§ Assigned task
Only the pictures are dropped. Restate each line below word for word.

┌─ Records supplied

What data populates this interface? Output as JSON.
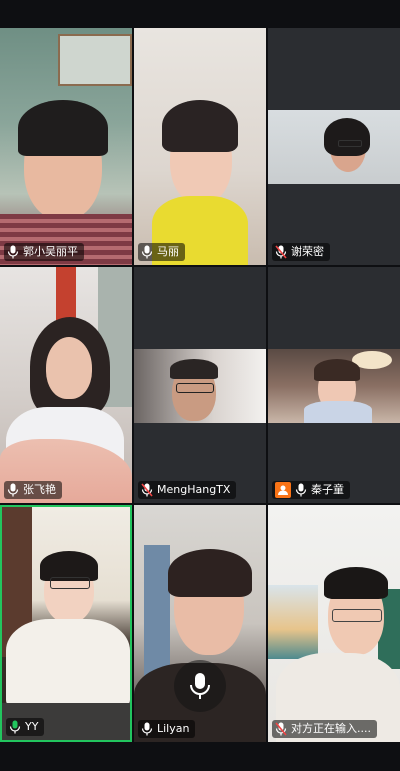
{
  "participants": [
    {
      "name": "郭小吴丽平",
      "mic": "on"
    },
    {
      "name": "马丽",
      "mic": "on"
    },
    {
      "name": "谢荣密",
      "mic": "muted"
    },
    {
      "name": "张飞艳",
      "mic": "on"
    },
    {
      "name": "MengHangTX",
      "mic": "muted"
    },
    {
      "name": "秦子童",
      "mic": "on"
    },
    {
      "name": "YY",
      "mic": "on",
      "speaking": true
    },
    {
      "name": "Lilyan",
      "mic": "on"
    },
    {
      "name": "对方正在输入....",
      "mic": "muted"
    }
  ],
  "colors": {
    "active_border": "#22c55e",
    "muted_mic": "#ef4444",
    "avatar_badge": "#f97316",
    "tile_bg": "#2b2d31"
  }
}
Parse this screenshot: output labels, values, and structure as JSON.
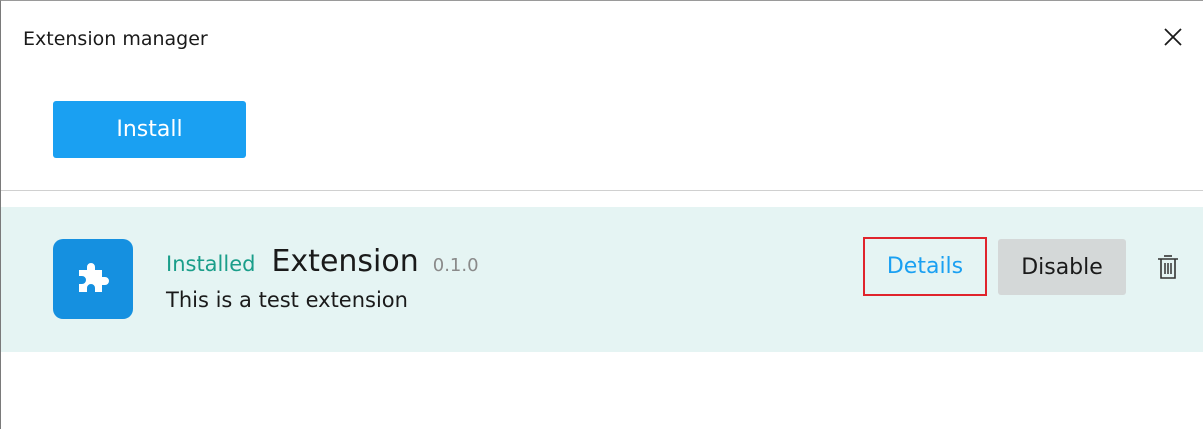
{
  "window": {
    "title": "Extension manager"
  },
  "toolbar": {
    "install_label": "Install"
  },
  "extensions": [
    {
      "status": "Installed",
      "name": "Extension",
      "version": "0.1.0",
      "description": "This is a test extension",
      "icon": "puzzle-piece-icon",
      "details_label": "Details",
      "disable_label": "Disable",
      "delete_icon": "trash-icon"
    }
  ],
  "colors": {
    "accent": "#1aa0f2",
    "installed_status": "#1a9e8a",
    "row_background": "#e5f4f3",
    "icon_background": "#1590e0",
    "highlight_border": "#e0242c",
    "disable_button": "#d4d8d8"
  }
}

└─

§ Task solution
What data populates this interface? Output as JSON.
{
  "participants": [
    {
      "name": "郭小吴丽平",
      "mic": "on"
    },
    {
      "name": "马丽",
      "mic": "on"
    },
    {
      "name": "谢荣密",
      "mic": "muted"
    },
    {
      "name": "张飞艳",
      "mic": "on"
    },
    {
      "name": "MengHangTX",
      "mic": "muted"
    },
    {
      "name": "秦子童",
      "mic": "on"
    },
    {
      "name": "YY",
      "mic": "on",
      "speaking": true
    },
    {
      "name": "Lilyan",
      "mic": "on"
    },
    {
      "name": "对方正在输入....",
      "mic": "muted"
    }
  ],
  "colors": {
    "active_border": "#22c55e",
    "muted_mic": "#ef4444",
    "avatar_badge": "#f97316",
    "tile_bg": "#2b2d31"
  }
}
Parse this screenshot: output labels, values, and structure as JSON.
{
  "window": {
    "title": "Extension manager"
  },
  "toolbar": {
    "install_label": "Install"
  },
  "extensions": [
    {
      "status": "Installed",
      "name": "Extension",
      "version": "0.1.0",
      "description": "This is a test extension",
      "icon": "puzzle-piece-icon",
      "details_label": "Details",
      "disable_label": "Disable",
      "delete_icon": "trash-icon"
    }
  ],
  "colors": {
    "accent": "#1aa0f2",
    "installed_status": "#1a9e8a",
    "row_background": "#e5f4f3",
    "icon_background": "#1590e0",
    "highlight_border": "#e0242c",
    "disable_button": "#d4d8d8"
  }
}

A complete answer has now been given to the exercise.